Mark Byrnes is a former senior associate editor at CityLab who writes about design and architecture.
Philip Johnson's New York State Pavilion was designated a "National Treasure" earlier this week.
Just in time for its 50th anniversary, the 1964 World's Fair New York State Pavilion was named a "National Treasure" by the National Trust for Historic Preservation. The decision was made earlier this week.
Falling into disrepair after years of neglect, the space-age structure, designed by Philip Johnson, is one of the few surviving Fair buildings at Flushing Meadows-Corona Park in Queens. Built with three components ("Tent of Tomorrow", three observation towers, and a "Theaterama"), the pavilion was a popular attraction in 1964 and 1965. It drew an estimated six million visitors.
Users could access an observation deck in the tallest of the towers via "Sky Streak" capsule elevators. The "Theaterama" exhibited pop art, including works by Andy Warhol and Roy Lichtenstein, and screened a film promoting New York State. Inside the "Tent of Tomorrow," a massive map of the state made of 567 terrazzo mosaic panels, sponsored by Texaco, sprawled out across 9,000 square feet.

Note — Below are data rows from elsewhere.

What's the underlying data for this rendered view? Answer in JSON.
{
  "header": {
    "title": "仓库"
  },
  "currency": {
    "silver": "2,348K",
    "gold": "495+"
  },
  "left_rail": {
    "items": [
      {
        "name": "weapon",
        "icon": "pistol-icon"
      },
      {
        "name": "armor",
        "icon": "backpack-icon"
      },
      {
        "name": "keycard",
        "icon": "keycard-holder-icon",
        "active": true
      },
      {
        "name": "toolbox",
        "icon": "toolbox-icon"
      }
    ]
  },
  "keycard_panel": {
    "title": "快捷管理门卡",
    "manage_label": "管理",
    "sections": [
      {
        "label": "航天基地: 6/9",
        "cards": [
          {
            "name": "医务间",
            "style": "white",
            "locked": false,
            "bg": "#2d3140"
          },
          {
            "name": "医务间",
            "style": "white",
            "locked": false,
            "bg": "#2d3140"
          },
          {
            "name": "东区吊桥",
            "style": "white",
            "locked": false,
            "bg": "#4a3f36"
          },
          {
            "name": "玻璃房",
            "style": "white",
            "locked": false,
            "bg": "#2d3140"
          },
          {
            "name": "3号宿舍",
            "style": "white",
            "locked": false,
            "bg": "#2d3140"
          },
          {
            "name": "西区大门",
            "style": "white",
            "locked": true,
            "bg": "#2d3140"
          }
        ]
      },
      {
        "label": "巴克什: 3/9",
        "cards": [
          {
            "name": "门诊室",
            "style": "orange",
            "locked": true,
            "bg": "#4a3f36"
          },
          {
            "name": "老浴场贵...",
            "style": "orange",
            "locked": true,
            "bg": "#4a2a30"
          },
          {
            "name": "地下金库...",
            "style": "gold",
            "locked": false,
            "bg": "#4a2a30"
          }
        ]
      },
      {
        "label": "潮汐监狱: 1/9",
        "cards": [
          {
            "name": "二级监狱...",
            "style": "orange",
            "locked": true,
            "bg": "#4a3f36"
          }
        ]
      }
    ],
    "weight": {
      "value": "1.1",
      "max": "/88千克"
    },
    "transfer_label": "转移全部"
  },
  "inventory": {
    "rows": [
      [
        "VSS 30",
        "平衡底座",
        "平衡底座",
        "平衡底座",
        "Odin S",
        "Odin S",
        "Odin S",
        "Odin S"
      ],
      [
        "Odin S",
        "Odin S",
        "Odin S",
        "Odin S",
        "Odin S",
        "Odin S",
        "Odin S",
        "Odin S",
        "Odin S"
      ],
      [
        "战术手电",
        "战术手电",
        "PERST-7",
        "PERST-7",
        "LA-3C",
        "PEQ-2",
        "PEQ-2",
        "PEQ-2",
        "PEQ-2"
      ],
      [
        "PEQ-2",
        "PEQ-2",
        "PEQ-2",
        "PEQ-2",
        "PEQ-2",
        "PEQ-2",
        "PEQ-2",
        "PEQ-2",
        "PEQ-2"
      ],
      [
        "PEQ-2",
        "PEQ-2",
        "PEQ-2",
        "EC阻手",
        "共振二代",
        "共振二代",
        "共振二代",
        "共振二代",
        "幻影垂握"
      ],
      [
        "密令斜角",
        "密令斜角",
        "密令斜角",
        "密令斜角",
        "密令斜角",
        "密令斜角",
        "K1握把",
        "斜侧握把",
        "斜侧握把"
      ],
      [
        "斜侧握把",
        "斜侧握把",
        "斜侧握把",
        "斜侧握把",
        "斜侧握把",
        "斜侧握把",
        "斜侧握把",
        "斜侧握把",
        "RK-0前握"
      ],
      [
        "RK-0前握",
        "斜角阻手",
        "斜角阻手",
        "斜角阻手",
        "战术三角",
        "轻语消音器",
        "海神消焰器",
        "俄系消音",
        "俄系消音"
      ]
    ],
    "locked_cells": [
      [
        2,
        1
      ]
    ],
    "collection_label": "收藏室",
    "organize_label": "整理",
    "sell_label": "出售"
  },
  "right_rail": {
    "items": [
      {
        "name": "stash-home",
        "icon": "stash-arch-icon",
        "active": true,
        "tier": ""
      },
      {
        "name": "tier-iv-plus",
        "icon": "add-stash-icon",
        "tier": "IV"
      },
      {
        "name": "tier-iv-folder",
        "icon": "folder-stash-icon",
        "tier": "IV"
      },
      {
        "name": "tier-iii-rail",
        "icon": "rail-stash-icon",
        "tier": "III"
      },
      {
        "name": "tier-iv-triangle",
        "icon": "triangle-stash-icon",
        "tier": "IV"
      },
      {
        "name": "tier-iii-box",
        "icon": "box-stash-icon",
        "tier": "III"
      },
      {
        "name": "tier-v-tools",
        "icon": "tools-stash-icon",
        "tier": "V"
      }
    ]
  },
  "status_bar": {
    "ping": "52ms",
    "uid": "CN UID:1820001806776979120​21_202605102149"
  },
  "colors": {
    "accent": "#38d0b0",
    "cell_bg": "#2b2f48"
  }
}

Theaterama eventually became the Queens Theater, and a cylindrical glass addition was added. But the towers and the "Tent of Tomorrow" have fallen into serious disrepair. Still, the buildings are structurally sound and charming, so no one seems be calling for the wrecking ball.
But few redevelopment plans have surfaced. NYC Parks-commissioned studies estimate demolition would cost around $14 million while a renovation would cost somewhere between $43 and $52 million according to the New York Times.
The future for the pavilion remains uncertain, even after receiving "National Treasure" status, but enthusiasm for it is a high as ever. During Tuesday's ceremony to announce the NTHP designation, 2,500 people showed up, according to the Times, for a rare chance to put on a hard hat and check out the Tent of Tomorrow. The towers remained closed to the public during the event.
Below, a look at Philip Johnson's lasting contribution to the 1964 World's fair, from an optimistic beginning to an uncertain present: